— Page and application data records —
· · ·

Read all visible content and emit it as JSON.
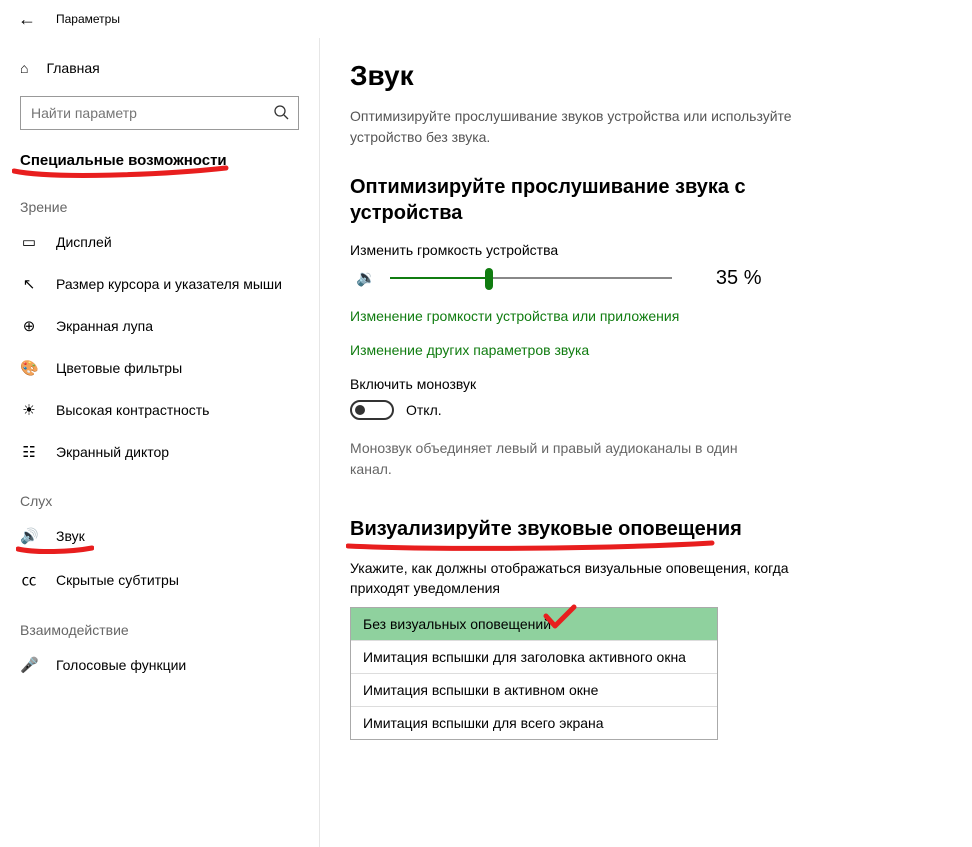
{
  "topBar": {
    "title": "Параметры"
  },
  "sidebar": {
    "home": "Главная",
    "searchPlaceholder": "Найти параметр",
    "sectionTitle": "Специальные возможности",
    "groups": {
      "vision": {
        "label": "Зрение",
        "items": [
          {
            "key": "display",
            "label": "Дисплей"
          },
          {
            "key": "cursor",
            "label": "Размер курсора и указателя мыши"
          },
          {
            "key": "magnifier",
            "label": "Экранная лупа"
          },
          {
            "key": "colorfilters",
            "label": "Цветовые фильтры"
          },
          {
            "key": "contrast",
            "label": "Высокая контрастность"
          },
          {
            "key": "narrator",
            "label": "Экранный диктор"
          }
        ]
      },
      "hearing": {
        "label": "Слух",
        "items": [
          {
            "key": "sound",
            "label": "Звук"
          },
          {
            "key": "captions",
            "label": "Скрытые субтитры"
          }
        ]
      },
      "interaction": {
        "label": "Взаимодействие",
        "items": [
          {
            "key": "speech",
            "label": "Голосовые функции"
          }
        ]
      }
    }
  },
  "page": {
    "title": "Звук",
    "desc": "Оптимизируйте прослушивание звуков устройства или используйте устройство без звука.",
    "optimize": {
      "heading": "Оптимизируйте прослушивание звука с устройства",
      "volumeLabel": "Изменить громкость устройства",
      "volumePercent": 35,
      "volumeDisplay": "35 %",
      "link1": "Изменение громкости устройства или приложения",
      "link2": "Изменение других параметров звука",
      "monoLabel": "Включить монозвук",
      "monoState": "Откл.",
      "monoHint": "Монозвук объединяет левый и правый аудиоканалы в один канал."
    },
    "visual": {
      "heading": "Визуализируйте звуковые оповещения",
      "desc": "Укажите, как должны отображаться визуальные оповещения, когда приходят уведомления",
      "options": [
        "Без визуальных оповещений",
        "Имитация вспышки для заголовка активного окна",
        "Имитация вспышки в активном окне",
        "Имитация вспышки для всего экрана"
      ],
      "selectedIndex": 0
    }
  }
}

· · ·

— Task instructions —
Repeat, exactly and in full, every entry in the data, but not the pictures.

— Answer below —
Read all visible content and emit it as JSON.
{
  "topBar": {
    "title": "Параметры"
  },
  "sidebar": {
    "home": "Главная",
    "searchPlaceholder": "Найти параметр",
    "sectionTitle": "Специальные возможности",
    "groups": {
      "vision": {
        "label": "Зрение",
        "items": [
          {
            "key": "display",
            "label": "Дисплей"
          },
          {
            "key": "cursor",
            "label": "Размер курсора и указателя мыши"
          },
          {
            "key": "magnifier",
            "label": "Экранная лупа"
          },
          {
            "key": "colorfilters",
            "label": "Цветовые фильтры"
          },
          {
            "key": "contrast",
            "label": "Высокая контрастность"
          },
          {
            "key": "narrator",
            "label": "Экранный диктор"
          }
        ]
      },
      "hearing": {
        "label": "Слух",
        "items": [
          {
            "key": "sound",
            "label": "Звук"
          },
          {
            "key": "captions",
            "label": "Скрытые субтитры"
          }
        ]
      },
      "interaction": {
        "label": "Взаимодействие",
        "items": [
          {
            "key": "speech",
            "label": "Голосовые функции"
          }
        ]
      }
    }
  },
  "page": {
    "title": "Звук",
    "desc": "Оптимизируйте прослушивание звуков устройства или используйте устройство без звука.",
    "optimize": {
      "heading": "Оптимизируйте прослушивание звука с устройства",
      "volumeLabel": "Изменить громкость устройства",
      "volumePercent": 35,
      "volumeDisplay": "35 %",
      "link1": "Изменение громкости устройства или приложения",
      "link2": "Изменение других параметров звука",
      "monoLabel": "Включить монозвук",
      "monoState": "Откл.",
      "monoHint": "Монозвук объединяет левый и правый аудиоканалы в один канал."
    },
    "visual": {
      "heading": "Визуализируйте звуковые оповещения",
      "desc": "Укажите, как должны отображаться визуальные оповещения, когда приходят уведомления",
      "options": [
        "Без визуальных оповещений",
        "Имитация вспышки для заголовка активного окна",
        "Имитация вспышки в активном окне",
        "Имитация вспышки для всего экрана"
      ],
      "selectedIndex": 0
    }
  }
}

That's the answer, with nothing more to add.